Oakland University Expands Its Reach

Oakland University Expands Its Reach
April 29, 2013/The Detroit News

By Kim Kozlowski

Rochester — Oakland University was once a bucolic place that began with two buildings in the middle of Oakland County.

More than 50 years later, the university has grown up, with students flocking to the campus, program offerings exploding and buildings sprouting everywhere.

But OU has yet to come of age, say officials, who contend the school's evolution puts it on the cusp of becoming a major player in Michigan's higher education scene.

"Oakland has a tremendous history of success and a great foundation as a very exciting institution, given our location and potential to interact and connect with business, industry and government in southeast Michigan," said university president Gary Russi. "It only makes sense to become more of a predominant player, not only in higher education but in the community."

During the past 15 years, the university's enrollment has grown 41.4 percent to nearly 20,000, giving the school a higher profile, especially in key areas.

Course offerings have grown to include 65 programs, mostly master's and doctoral degrees. The university broke into NCAA Division I sports in 1998. And the Carnegie Foundation, which creates academic context to the nation's higher education system, classified OU as a doctoral/research university in 1993 for offering at least 20 doctoral programs.

Meanwhile, OU partnered with Cooley Law School in 2002 to offer a law program on campus. In 2011, it opened the state's fourth medical school, joining the University of Michigan, Michigan State and Wayne State.

OU also has enjoyed national recognition.

In October, the university hosted a campaign rally with Republican vice presidential candidate Paul Ryan.

A year earlier, the university held a nationally televised presidential primary debate featuring eight GOP hopefuls.

"Through a confluence of things that have happened, and the university's leadership and commitment to a more robust academic and campus life, we've become bigger and our profile has increased in the community, and among students," spokesman Ted Montgomery said.

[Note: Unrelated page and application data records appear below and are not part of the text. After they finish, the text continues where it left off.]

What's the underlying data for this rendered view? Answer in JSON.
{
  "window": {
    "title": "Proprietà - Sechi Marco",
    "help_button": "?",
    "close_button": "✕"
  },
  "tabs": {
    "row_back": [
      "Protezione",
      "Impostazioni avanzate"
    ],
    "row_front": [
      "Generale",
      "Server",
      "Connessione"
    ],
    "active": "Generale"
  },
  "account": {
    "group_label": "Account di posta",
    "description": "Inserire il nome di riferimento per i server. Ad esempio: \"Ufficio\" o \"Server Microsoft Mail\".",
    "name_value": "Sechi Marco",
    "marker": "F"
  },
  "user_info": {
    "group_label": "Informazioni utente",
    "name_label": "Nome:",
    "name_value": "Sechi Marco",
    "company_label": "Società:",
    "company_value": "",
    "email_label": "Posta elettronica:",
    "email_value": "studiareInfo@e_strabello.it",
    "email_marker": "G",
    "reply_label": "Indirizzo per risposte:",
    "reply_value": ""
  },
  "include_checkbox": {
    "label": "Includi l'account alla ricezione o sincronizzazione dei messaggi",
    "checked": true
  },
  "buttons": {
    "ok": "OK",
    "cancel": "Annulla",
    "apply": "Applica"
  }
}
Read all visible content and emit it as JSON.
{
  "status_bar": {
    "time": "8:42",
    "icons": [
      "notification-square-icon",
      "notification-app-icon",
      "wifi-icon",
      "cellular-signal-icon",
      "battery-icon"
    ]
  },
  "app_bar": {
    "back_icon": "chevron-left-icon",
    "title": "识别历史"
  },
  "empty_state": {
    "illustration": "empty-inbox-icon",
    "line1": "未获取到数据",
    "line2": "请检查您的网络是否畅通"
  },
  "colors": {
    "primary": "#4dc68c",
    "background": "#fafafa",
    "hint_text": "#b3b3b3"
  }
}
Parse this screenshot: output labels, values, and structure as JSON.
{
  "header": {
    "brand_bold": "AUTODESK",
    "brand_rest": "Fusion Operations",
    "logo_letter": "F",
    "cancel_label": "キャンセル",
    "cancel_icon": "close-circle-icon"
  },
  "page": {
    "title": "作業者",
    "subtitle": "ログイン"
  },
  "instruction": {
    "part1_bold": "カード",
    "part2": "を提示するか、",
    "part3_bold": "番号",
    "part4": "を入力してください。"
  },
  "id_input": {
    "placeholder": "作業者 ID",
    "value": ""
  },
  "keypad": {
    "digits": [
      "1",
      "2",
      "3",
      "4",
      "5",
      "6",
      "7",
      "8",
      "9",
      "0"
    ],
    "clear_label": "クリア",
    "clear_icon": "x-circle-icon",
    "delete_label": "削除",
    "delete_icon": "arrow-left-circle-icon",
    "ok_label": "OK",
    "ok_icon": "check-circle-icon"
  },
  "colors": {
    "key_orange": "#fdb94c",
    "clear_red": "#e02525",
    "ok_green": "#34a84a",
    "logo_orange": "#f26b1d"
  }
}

To accommodate its growth, the university broke ground this month on two major projects: a $30 million student housing facility and a 151-foot carillon clock tower.

The housing facility, scheduled to open in August 2014, will be OU's 18th, adding 500 beds to the 2,100 already available.

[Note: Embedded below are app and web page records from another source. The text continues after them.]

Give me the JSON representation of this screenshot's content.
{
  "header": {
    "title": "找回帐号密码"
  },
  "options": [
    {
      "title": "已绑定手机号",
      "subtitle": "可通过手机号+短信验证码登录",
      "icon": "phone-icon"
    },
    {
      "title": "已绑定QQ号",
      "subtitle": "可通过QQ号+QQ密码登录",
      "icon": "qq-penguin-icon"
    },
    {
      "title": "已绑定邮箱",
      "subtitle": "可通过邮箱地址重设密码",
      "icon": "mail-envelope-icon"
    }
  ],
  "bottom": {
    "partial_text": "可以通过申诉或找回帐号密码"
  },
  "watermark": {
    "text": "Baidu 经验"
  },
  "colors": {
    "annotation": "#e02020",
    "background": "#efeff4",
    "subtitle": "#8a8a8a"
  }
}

The $6.5 million tower, with 49 bells, was donated by longtime benefactors Hugh and Nancy Elliott. Also to be completed in August 2014, the tower will be nestled in the middle of campus, near a water fountain and garden.

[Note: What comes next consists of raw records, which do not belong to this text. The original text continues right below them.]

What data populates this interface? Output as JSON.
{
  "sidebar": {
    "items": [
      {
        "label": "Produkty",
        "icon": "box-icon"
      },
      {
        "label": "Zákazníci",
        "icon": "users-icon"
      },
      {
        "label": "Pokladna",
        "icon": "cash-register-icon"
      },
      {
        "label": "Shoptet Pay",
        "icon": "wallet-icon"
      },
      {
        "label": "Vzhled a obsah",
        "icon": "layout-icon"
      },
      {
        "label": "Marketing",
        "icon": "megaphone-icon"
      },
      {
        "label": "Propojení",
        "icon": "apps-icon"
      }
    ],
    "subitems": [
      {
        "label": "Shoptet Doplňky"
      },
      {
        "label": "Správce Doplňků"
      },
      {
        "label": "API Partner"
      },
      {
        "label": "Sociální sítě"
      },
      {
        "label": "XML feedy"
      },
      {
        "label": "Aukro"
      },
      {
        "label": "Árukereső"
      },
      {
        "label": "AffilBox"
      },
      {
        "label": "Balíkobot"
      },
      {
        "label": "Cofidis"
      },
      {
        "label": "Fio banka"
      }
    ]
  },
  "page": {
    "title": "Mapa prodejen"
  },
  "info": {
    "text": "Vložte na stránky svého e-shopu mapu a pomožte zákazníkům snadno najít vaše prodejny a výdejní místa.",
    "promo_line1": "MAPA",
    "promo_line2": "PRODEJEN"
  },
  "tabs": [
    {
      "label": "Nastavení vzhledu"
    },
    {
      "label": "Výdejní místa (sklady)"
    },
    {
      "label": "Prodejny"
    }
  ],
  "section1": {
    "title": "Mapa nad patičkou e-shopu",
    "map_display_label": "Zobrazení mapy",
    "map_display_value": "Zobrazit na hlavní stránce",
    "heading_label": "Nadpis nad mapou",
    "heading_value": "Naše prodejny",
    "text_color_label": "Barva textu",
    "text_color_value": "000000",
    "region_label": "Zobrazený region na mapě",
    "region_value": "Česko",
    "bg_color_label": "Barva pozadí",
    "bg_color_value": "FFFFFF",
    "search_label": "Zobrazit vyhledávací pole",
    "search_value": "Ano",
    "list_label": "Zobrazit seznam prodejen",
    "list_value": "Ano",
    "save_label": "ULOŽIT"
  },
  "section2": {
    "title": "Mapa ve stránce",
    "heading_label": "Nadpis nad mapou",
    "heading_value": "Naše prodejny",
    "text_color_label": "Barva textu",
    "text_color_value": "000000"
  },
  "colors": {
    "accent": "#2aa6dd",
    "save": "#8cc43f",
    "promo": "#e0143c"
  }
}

The projects are among several — totaling nearly $300 million — launched in the last three years. The recently completed $65 million Human Health Building, which opened in August, houses the School of Nursing and School of Health Sciences.

Other projects include a $75 million Engineering Center, a $23 million parking structure with 1,240 spaces and an $8 million renovation to the Upper Playfields, where the university hosts some sporting events.

Students, such as Steven Hart, are thrilled about having a new engineering building, since classes now are spread across five buildings. "It will just make it easier," said Hart of St. Clair Shores. "It will all be right there."

Others say the number of students on campus makes parking a sport.

"I've driven around for an hour looking for a spot," said Jennifer Goodman, a student from Oak Park.

Funding for the enhancements has come from enrollment growth. Additionally, OU completed a $110 million capital campaign in 2009 and is in the silent phase of another campaign.

Looking to the future

Founded in 1957 as a part of Michigan State University, OU has become the state's eighth largest university. Regionally, it eclipses the student population of the University of Michigan's Flint and Dearborn campuses.

Although students hail primarily from Wayne, Oakland and Macomb counties, the university is starting to attract out-of-state and international students.

Students who attend other nearby universities say OU is still fighting to break out of its image as a regional university.

"It seems like they are a couple steps above the community college level, but not quite at the university level," said Brian Stone, a U-M Dearborn sophomore. "It's a place students go to eventually to get to their first-choice destination."

But Dave Singhal, a freshman from Troy, said he was accepted at U-M and MSU, but chose OU. He preferred a school with smaller classes and more opportunities, he said.

This summer, he'll be doing research with a professor examining the corn genome and how it changes over time.

"The opportunities here are really great," said Singhal, 18. "I'm looking forward to the future."